HUMAN HEARING: Our ears detect sound as vibrations in the air. Sound waves cause the eardrum to vibrate, which sends waves through a fluid inside the cochlea This in turn causes tiny hairs -- each tuned to the different pitches of the sound -- to vibrate as well, stimulating nerves which send electrical signals to the brain for processing. Having two ears makes it possible to determine from where a sound is coming. Time lag and differences in volume provide useful clues. For instance, sound coming from one direction will reach the ear furthest away about 1/500 second later than the closer ear, and the brain can detect this time lag. A difference in volume between the two ears depends on the frequency of the sounds. It is easier for us to tell the direction of high frequency sounds better than low frequency sounds, because the higher frequencies are more easily blocked by the head, and therefore may not reach the far ear.

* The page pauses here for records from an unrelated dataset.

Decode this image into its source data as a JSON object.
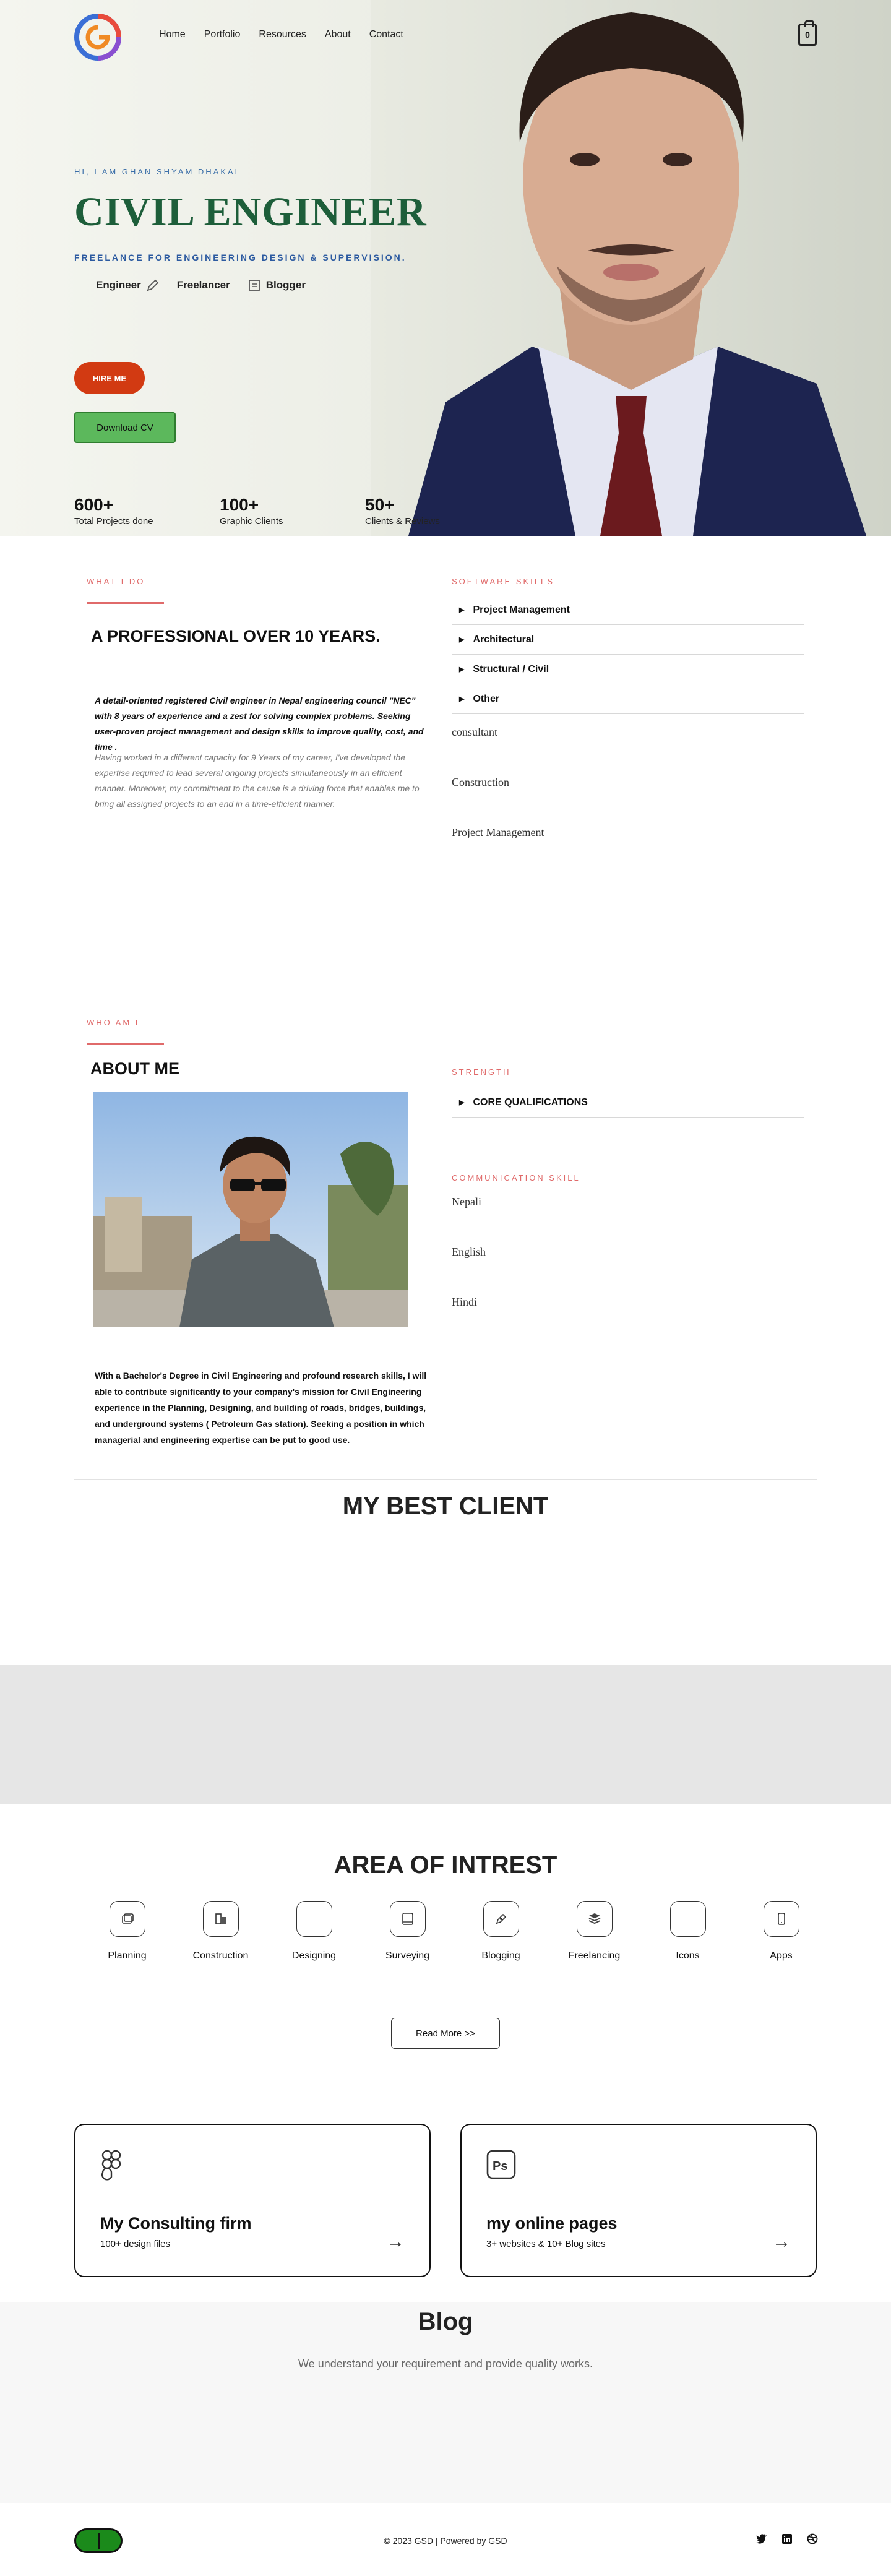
{
  "nav": {
    "items": [
      "Home",
      "Portfolio",
      "Resources",
      "About",
      "Contact"
    ],
    "cart_count": "0"
  },
  "hero": {
    "greeting": "HI, I AM GHAN SHYAM DHAKAL",
    "title": "CIVIL ENGINEER",
    "tagline": "FREELANCE FOR ENGINEERING DESIGN & SUPERVISION.",
    "roles": [
      "Engineer",
      "Freelancer",
      "Blogger"
    ],
    "hire_label": "HIRE ME",
    "cv_label": "Download CV",
    "stats": [
      {
        "number": "600+",
        "label": "Total Projects done"
      },
      {
        "number": "100+",
        "label": "Graphic Clients"
      },
      {
        "number": "50+",
        "label": "Clients & Reviews"
      }
    ]
  },
  "what_i_do": {
    "label": "WHAT I DO",
    "heading": "A PROFESSIONAL OVER 10 YEARS.",
    "intro_bold": "A detail-oriented registered Civil engineer in Nepal engineering council \"NEC\" with 8 years of experience and a zest for solving complex problems. Seeking user-proven project management and design skills to improve quality, cost, and time .",
    "intro_body": "Having worked in a different capacity for 9 Years of my career, I've developed the expertise required to lead several ongoing projects simultaneously in an efficient manner. Moreover, my commitment to the cause is a driving force that enables me to bring all assigned projects to an end in a time-efficient manner."
  },
  "software_skills": {
    "label": "SOFTWARE SKILLS",
    "accordion": [
      "Project Management",
      "Architectural",
      "Structural / Civil",
      "Other"
    ],
    "skills": [
      "consultant",
      "Construction",
      "Project Management"
    ]
  },
  "about": {
    "label": "WHO AM I",
    "heading": "ABOUT ME",
    "text": "With a Bachelor's Degree in Civil Engineering and profound research skills, I will able to contribute significantly to your company's mission for Civil Engineering experience in the Planning, Designing, and building of roads, bridges, buildings, and underground systems ( Petroleum Gas station). Seeking a position in which managerial and engineering expertise can be put to good use."
  },
  "strength": {
    "label": "STRENGTH",
    "accordion": [
      "CORE QUALIFICATIONS"
    ]
  },
  "communication": {
    "label": "COMMUNICATION SKILL",
    "languages": [
      "Nepali",
      "English",
      "Hindi"
    ]
  },
  "clients": {
    "heading": "MY BEST CLIENT"
  },
  "interests": {
    "heading": "AREA OF INTREST",
    "items": [
      {
        "label": "Planning",
        "icon": "layers-icon"
      },
      {
        "label": "Construction",
        "icon": "building-icon"
      },
      {
        "label": "Designing",
        "icon": "blank-icon"
      },
      {
        "label": "Surveying",
        "icon": "tablet-icon"
      },
      {
        "label": "Blogging",
        "icon": "pen-icon"
      },
      {
        "label": "Freelancing",
        "icon": "stack-icon"
      },
      {
        "label": "Icons",
        "icon": "blank-icon"
      },
      {
        "label": "Apps",
        "icon": "phone-icon"
      }
    ],
    "read_more": "Read More >>"
  },
  "cards": [
    {
      "title": "My Consulting firm",
      "subtitle": "100+ design files",
      "icon": "figma-icon"
    },
    {
      "title": "my online pages",
      "subtitle": "3+ websites & 10+ Blog sites",
      "icon": "photoshop-icon"
    }
  ],
  "blog": {
    "title": "Blog",
    "subtitle": "We understand your requirement and provide quality works."
  },
  "footer": {
    "copyright": "© 2023 GSD | Powered by GSD",
    "social_icons": [
      "twitter-icon",
      "linkedin-icon",
      "dribbble-icon"
    ]
  },
  "colors": {
    "accent_red": "#e06a6a",
    "hero_green": "#1d5e3a",
    "hire_orange": "#d23a12",
    "cv_green": "#5cb85c",
    "tagline_blue": "#2c5aa0"
  }
}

ABOUT HEARING LOSS: Loud sounds stress and potentially damage the delicate hair cells within the inner ear that convert mechanical vibrations (sound) into the electrical signals that the brain interprets as sound. Over time, the hair cells can become permanently damaged and stop working, producing hearing loss. Noise-induced hearing loss can be caused by two types of noise: sudden bursts, such as firearms or fireworks, or continuous exposure to loud noise, such as motorized recreational vehicles, loud sporting events, power tools, farming equipment, or amplified music. For the latter, the damage depends on the level and duration of the noise exposure. Repeated exposures over many years can cause a gradual onset of hearing loss in both children and adults.
The Acoustical Society of America contributed to the information contained in the TV portion of this report.